There are three important considerations in successfully finding silkmoths:
- Light source: Look for nocturnal species near an appropriate light source located in a remote area where there are not many other sources of bright light. See the section below on light sources.
- Time of year: Each species has range of time, called the flight period, in which they are most likely to be found as adults. Flight periods for each species are linked to the species photo on the home page. Another consideration is moon phase. Moths use the moon for navigation, so they are most likely to come to lights on nights when there is not a full moon or the moon is obstructed by clouds. In general, most moths will not fly if temperatures are below 50 degrees Fahrenheit.

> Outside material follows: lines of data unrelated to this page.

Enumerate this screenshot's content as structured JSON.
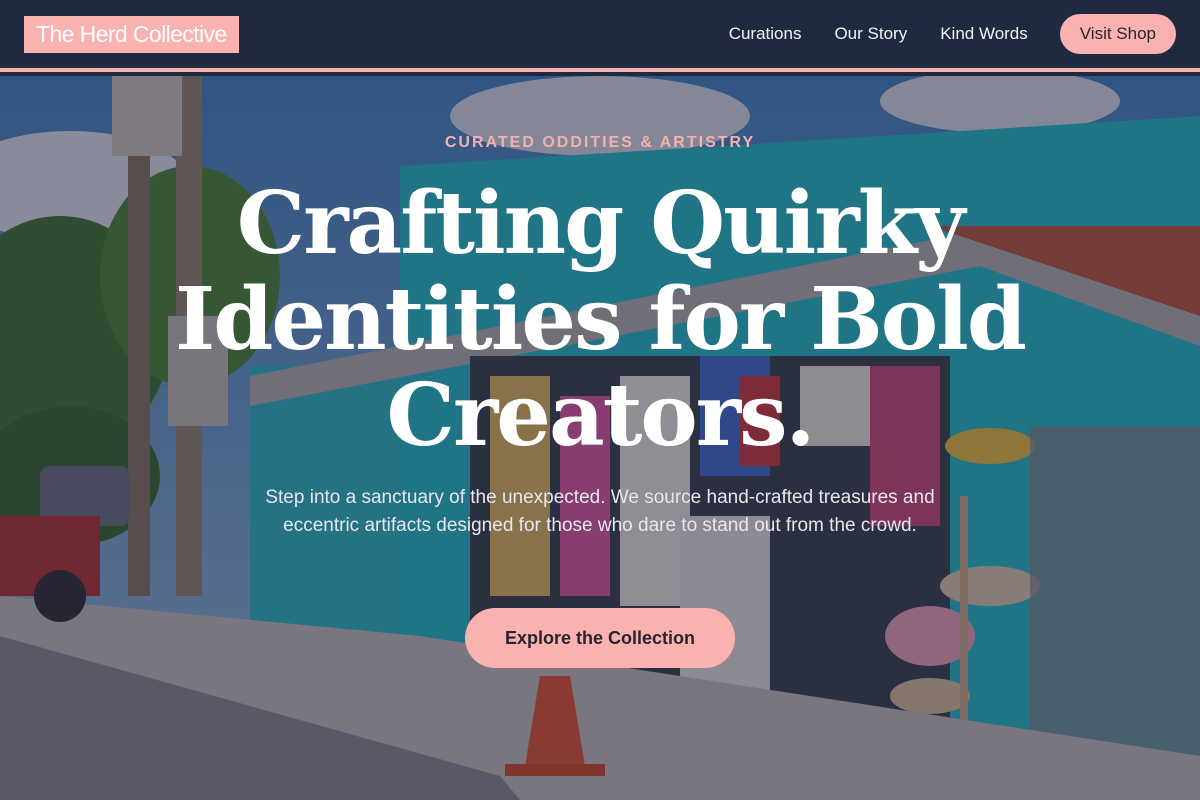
{
  "brand": {
    "name": "The Herd Collective"
  },
  "nav": {
    "links": [
      "Curations",
      "Our Story",
      "Kind Words"
    ],
    "shop_label": "Visit Shop"
  },
  "hero": {
    "eyebrow": "CURATED ODDITIES & ARTISTRY",
    "headline": "Crafting Quirky Identities for Bold Creators.",
    "lede": "Step into a sanctuary of the unexpected. We source hand-crafted treasures and eccentric artifacts designed for those who dare to stand out from the crowd.",
    "cta_label": "Explore the Collection"
  },
  "colors": {
    "header_bg": "#1f2a40",
    "accent_pink": "#f9b2b0",
    "accent_text": "#2b2230",
    "eyebrow_pink": "#f5b0ad"
  }
}
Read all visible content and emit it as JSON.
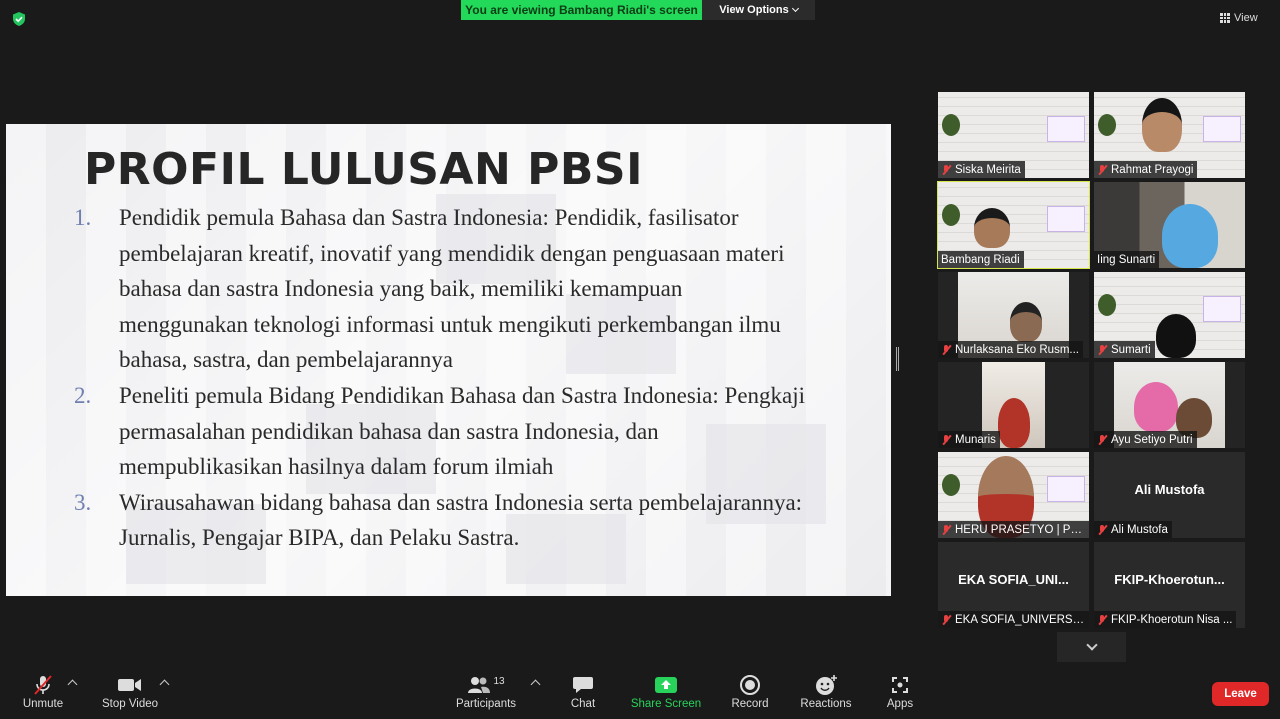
{
  "top_bar": {
    "banner": "You are viewing Bambang Riadi's screen",
    "view_options": "View Options",
    "view": "View"
  },
  "slide": {
    "title": "PROFIL LULUSAN PBSI",
    "items": [
      {
        "num": "1.",
        "lines": [
          "Pendidik pemula Bahasa dan Sastra Indonesia: Pendidik, fasilisator",
          "pembelajaran kreatif, inovatif yang mendidik dengan penguasaan materi",
          "bahasa dan sastra Indonesia yang baik, memiliki kemampuan",
          "menggunakan teknologi informasi untuk mengikuti perkembangan ilmu",
          "bahasa, sastra, dan pembelajarannya"
        ]
      },
      {
        "num": "2.",
        "lines": [
          "Peneliti pemula Bidang Pendidikan Bahasa dan Sastra Indonesia: Pengkaji",
          "permasalahan pendidikan bahasa dan sastra Indonesia, dan",
          "mempublikasikan hasilnya dalam forum ilmiah"
        ]
      },
      {
        "num": "3.",
        "lines": [
          "Wirausahawan bidang bahasa dan sastra Indonesia serta pembelajarannya:",
          "Jurnalis, Pengajar BIPA, dan Pelaku Sastra."
        ]
      }
    ]
  },
  "participants": [
    {
      "name": "Siska Meirita"
    },
    {
      "name": "Rahmat Prayogi"
    },
    {
      "name": "Bambang Riadi"
    },
    {
      "name": "Iing Sunarti"
    },
    {
      "name": "Nurlaksana Eko Rusm..."
    },
    {
      "name": "Sumarti"
    },
    {
      "name": "Munaris"
    },
    {
      "name": "Ayu Setiyo Putri"
    },
    {
      "name": "HERU PRASETYO | PE..."
    },
    {
      "name": "Ali Mustofa",
      "big": "Ali Mustofa"
    },
    {
      "name": "EKA SOFIA_UNIVERSI...",
      "big": "EKA SOFIA_UNI..."
    },
    {
      "name": "FKIP-Khoerotun Nisa ...",
      "big": "FKIP-Khoerotun..."
    }
  ],
  "toolbar": {
    "unmute": "Unmute",
    "stop_video": "Stop Video",
    "participants": "Participants",
    "participants_count": "13",
    "chat": "Chat",
    "share_screen": "Share Screen",
    "record": "Record",
    "reactions": "Reactions",
    "apps": "Apps",
    "leave": "Leave"
  },
  "colors": {
    "banner_green": "#23d959",
    "share_green": "#27d35b",
    "leave_red": "#e02828",
    "active_speaker": "#d7e64a"
  }
}
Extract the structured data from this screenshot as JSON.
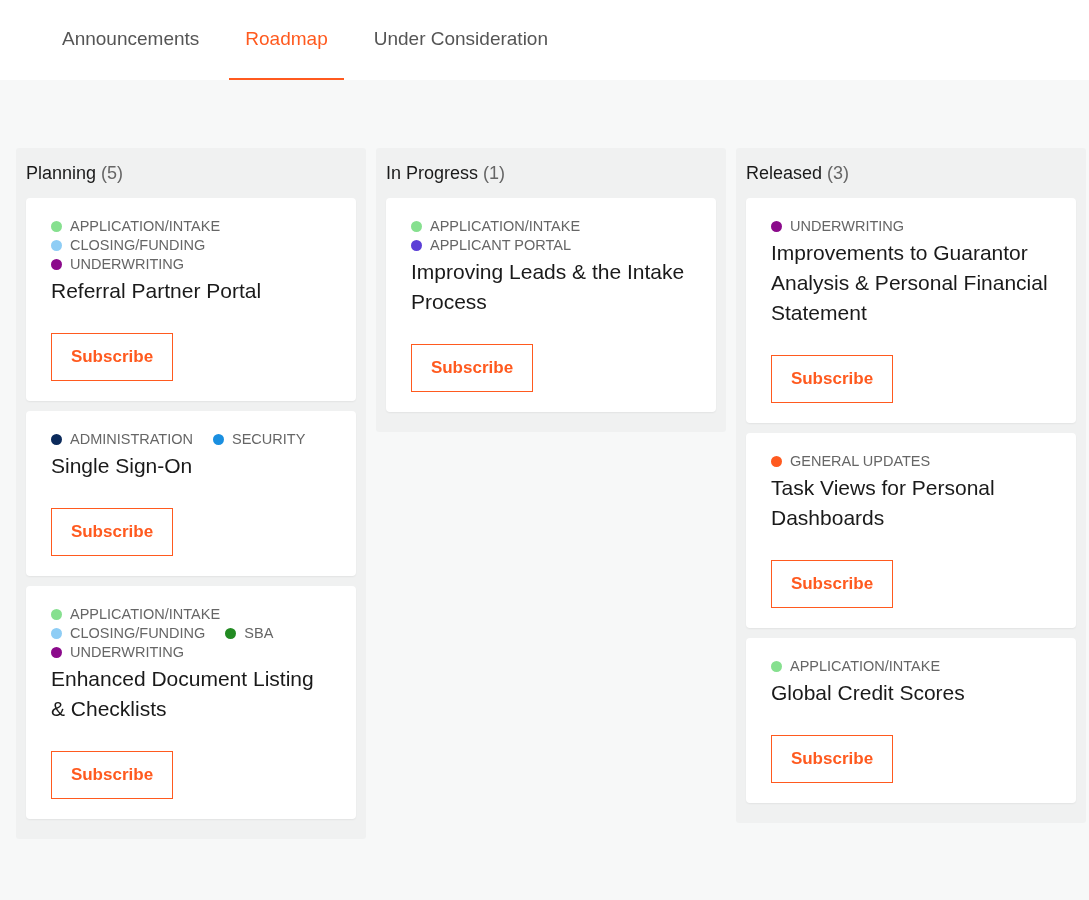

- Proximity to host plant: As a general rule, at least one host plant species should be within a mile of the site you intend to search/monitor. Right after mating, the females will seek to lay their eggs directly on host plants. A list of host plants can be found in the table linked to each moth photo on the home page.
Click here to get more information about where to find each target species.
Types of light that attract silkmoths (and most other moths)
Here’s how some bulb categories rate for attracting silkmoths:
These average bulbs, regardless of wattage, do not emit light in the ultraviolet range that is attractive to silkmoths.
Mercury Vapor (MV)
Rating: Good to Very Good
These bulbs, found in street lamps, are very bright and emit light of various wavelengths, including ultraviolet (UV) light that we cannot see but that is attractive to silkmoths. ONLY the clear and white MV lights emit UV light, the orange bulbs have a coating that minimizes UV output. Note: The UV wavelengths from MV lights are harmful to your eyes with prolonged exposure.
Blue Blacklight (BLB)
These lights, whether in incandescent or compact fluorescent form, emit some UV light but the blue coating keeps the strength from being harmful to our eyes. These bulbs are a good, inexpensive choice if you want to try to attract moths but don’t have access to an MV light.
Rating: Very Good
These lights are mainly in fluorescent tube form and are not often found outside. Entomological supply companies sell portable versions of these lights specifically for ‘moth blacklighting’. These lights emit a spectrum that includes UV but the wattage is low to keep the UV intensity in the acceptable range for human eyes.